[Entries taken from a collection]
--------------------

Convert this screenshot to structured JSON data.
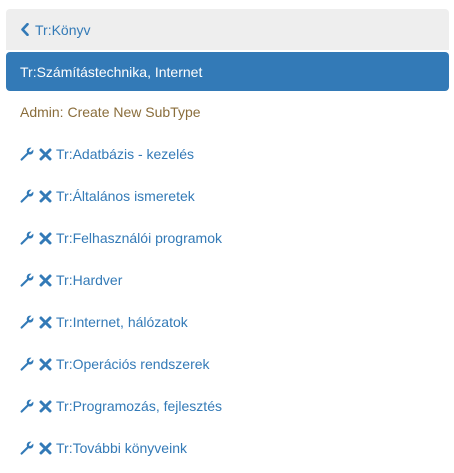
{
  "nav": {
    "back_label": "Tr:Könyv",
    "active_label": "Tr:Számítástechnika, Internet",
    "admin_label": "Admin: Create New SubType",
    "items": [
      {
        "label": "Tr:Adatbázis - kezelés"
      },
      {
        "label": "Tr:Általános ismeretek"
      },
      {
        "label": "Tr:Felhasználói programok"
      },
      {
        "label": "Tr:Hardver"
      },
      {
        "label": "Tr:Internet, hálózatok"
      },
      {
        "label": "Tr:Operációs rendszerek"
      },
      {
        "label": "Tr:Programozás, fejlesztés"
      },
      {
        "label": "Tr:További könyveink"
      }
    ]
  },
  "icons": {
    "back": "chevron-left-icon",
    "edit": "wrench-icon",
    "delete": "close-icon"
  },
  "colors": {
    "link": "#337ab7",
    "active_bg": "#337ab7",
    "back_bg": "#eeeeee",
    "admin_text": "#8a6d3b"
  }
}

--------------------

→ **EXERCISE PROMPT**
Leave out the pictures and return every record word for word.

→ **TASK RESULT**
Convert this screenshot to structured JSON data.
{
  "nav": {
    "back_label": "Tr:Könyv",
    "active_label": "Tr:Számítástechnika, Internet",
    "admin_label": "Admin: Create New SubType",
    "items": [
      {
        "label": "Tr:Adatbázis - kezelés"
      },
      {
        "label": "Tr:Általános ismeretek"
      },
      {
        "label": "Tr:Felhasználói programok"
      },
      {
        "label": "Tr:Hardver"
      },
      {
        "label": "Tr:Internet, hálózatok"
      },
      {
        "label": "Tr:Operációs rendszerek"
      },
      {
        "label": "Tr:Programozás, fejlesztés"
      },
      {
        "label": "Tr:További könyveink"
      }
    ]
  },
  "icons": {
    "back": "chevron-left-icon",
    "edit": "wrench-icon",
    "delete": "close-icon"
  },
  "colors": {
    "link": "#337ab7",
    "active_bg": "#337ab7",
    "back_bg": "#eeeeee",
    "admin_text": "#8a6d3b"
  }
}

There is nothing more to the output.